The call to “fix it” was the most common refrain in the chambers of Congress this July as the U.S. House of Representatives and Senate debated the complex issues of the reauthorization of the Elementary and Secondary Education Act of 1965 (ESEA).
The Student Success Act (H.R. 5) passed the House of Representatives on July 8, 2015, by a vote of 218-213 and the Every Child Achieves Act (S. 1177) passed the Senate on July 16, 2015, by a vote of 81-17.
The countless hours of discussion and debate leading to passage of each bill generated many memorable, impassioned speeches about society’s obligation to educate the nation’s children as the foundation for strengthening our democracy and economy. As one would imagine, with such multidimensional issues and a range of ideologies, there were areas of both agreement and disagreement. What seemed to resonate with everyone, however, was that Congress has an obligation to act on behalf of the nation’s children.
As a student of history, I wondered about the memorable and impassioned speeches made five decades ago culminating in the passage of the original ESEA. The LBJ Presidential Library and Museum provided a wealth of primary sources and the opportunity to hear from President Lyndon B. Johnson in his own words.
On April 11, 1965, Johnson signed into law the first ESEA (Pub. L. 89-10) – enacted by Congress on April 9, 1965. This bipartisan effort, a part of the larger War on Poverty agenda, passed the House of Representatives by a vote of 263-153 and the Senate by a vote of 73-18.

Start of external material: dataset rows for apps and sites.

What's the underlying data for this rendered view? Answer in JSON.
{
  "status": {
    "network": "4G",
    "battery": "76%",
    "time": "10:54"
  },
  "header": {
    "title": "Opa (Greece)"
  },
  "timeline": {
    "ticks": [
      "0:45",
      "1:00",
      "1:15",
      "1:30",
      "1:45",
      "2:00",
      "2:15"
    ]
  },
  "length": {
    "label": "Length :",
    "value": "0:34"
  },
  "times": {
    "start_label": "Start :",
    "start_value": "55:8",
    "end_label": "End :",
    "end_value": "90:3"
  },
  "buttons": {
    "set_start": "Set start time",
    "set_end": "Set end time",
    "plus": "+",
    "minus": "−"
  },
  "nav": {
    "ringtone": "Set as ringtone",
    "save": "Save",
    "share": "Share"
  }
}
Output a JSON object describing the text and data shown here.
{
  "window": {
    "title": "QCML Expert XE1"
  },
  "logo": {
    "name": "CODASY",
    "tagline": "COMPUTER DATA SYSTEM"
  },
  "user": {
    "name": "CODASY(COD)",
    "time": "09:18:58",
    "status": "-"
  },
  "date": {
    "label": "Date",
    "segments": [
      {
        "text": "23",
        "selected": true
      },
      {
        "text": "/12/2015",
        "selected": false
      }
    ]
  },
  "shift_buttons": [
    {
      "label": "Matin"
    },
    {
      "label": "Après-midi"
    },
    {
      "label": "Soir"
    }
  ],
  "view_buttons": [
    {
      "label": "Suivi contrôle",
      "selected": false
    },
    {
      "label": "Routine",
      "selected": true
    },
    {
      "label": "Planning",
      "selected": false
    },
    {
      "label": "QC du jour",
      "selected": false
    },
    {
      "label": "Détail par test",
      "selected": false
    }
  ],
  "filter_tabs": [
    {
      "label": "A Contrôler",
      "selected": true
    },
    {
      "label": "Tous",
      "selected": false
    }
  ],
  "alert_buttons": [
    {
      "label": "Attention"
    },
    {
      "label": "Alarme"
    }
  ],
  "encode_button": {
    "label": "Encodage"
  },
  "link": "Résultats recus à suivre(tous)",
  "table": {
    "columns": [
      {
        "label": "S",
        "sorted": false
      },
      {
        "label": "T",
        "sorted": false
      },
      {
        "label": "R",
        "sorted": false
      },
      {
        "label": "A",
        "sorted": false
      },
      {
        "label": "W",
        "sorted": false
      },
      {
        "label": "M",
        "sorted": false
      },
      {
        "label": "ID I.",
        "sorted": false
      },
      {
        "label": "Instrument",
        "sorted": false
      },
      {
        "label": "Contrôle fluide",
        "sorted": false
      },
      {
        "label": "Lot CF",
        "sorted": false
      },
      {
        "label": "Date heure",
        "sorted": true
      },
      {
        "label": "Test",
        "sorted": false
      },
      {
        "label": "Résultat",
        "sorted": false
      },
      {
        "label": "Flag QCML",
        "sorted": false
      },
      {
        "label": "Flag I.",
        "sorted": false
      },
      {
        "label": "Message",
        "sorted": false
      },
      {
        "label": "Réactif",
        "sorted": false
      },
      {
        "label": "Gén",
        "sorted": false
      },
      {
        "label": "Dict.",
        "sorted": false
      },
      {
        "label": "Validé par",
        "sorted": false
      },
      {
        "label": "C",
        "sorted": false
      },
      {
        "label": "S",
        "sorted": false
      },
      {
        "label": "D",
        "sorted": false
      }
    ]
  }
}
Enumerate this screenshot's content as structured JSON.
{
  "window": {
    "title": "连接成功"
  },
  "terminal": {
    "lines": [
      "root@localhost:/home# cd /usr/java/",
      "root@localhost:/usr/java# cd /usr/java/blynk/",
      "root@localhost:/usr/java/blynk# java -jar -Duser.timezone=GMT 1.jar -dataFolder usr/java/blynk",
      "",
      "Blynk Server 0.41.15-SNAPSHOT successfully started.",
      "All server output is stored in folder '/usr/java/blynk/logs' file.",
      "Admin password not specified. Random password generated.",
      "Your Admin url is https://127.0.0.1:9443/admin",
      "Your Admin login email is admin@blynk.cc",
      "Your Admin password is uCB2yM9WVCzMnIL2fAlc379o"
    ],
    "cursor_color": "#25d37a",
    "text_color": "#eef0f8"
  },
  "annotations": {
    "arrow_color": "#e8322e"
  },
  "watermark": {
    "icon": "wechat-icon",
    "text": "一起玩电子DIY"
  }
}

The president’s backdrop for the signing was the one-room school house in Stonewall, Texas, where he once attended. Seated next to him was his childhood teacher Kate Deadrich Loney. Johnson began his remarks: “I felt a very strong desire to go back to the beginnings of my own education – to be reminded and to remind others of that magic time when the world of learning began to open before our eyes.” 1
Going back to the beginning helps us keep the focus on children. ESEA’s original intent, represented a major new commitment of the federal government to provide “quality and equality in the schooling we offer young people.”

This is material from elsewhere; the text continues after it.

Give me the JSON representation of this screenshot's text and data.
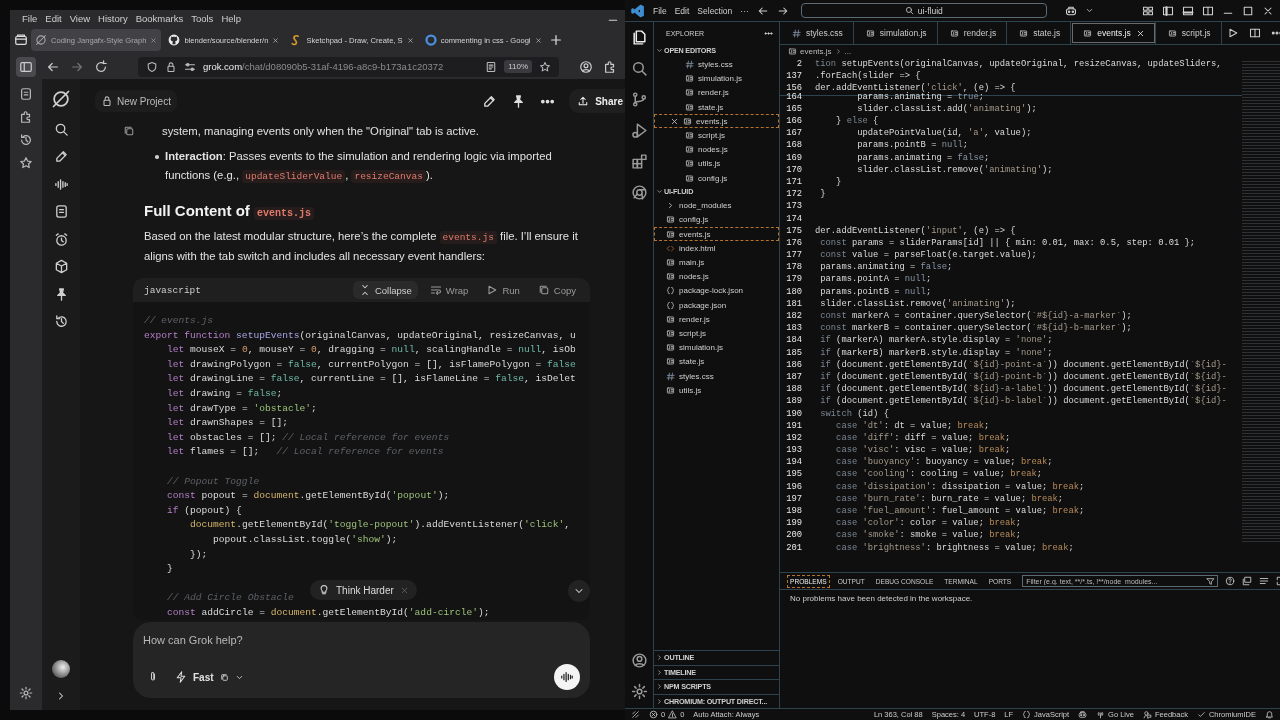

The core mission in 1965 was to help disadvantaged students improve academically – that mission, in various forms, is still reflected in the legislation today. Though the congressional bills emphasize different priorities, they address many of the same significant issues: accountability, teacher quality, equity, opportunity, interventions and support, local and state control, Title I funding, disaggregation of data, graduation rates, testing, and civil rights.
Since the last major overhaul of ESEA 14 years ago, which became the No Child Left Behind Act of 2001, the world has changed. We are a global society. We are more diverse. These changes make it even more important for today’s leaders to understand the significance of education to our economy and our democracy.
As the Every Child Achieve Act and the Students Success Act proceed to official conference this fall, the Johnson legacy reminds us of the “magic of learning” that each child should experience. It may be difficult to predict the outcome of the discussions and debates that will inevitably occur, but going “back to the beginnings” provides a framework for the future.
ESEA reauthorization is too demanding to have easy answers and too important to have none. More than 50 million students are counting on us to get this right.
1Transcript, Douglass Cater Oral History Interview I 4/29/69, by David G. McComb, Internet Copy, LBJ Library.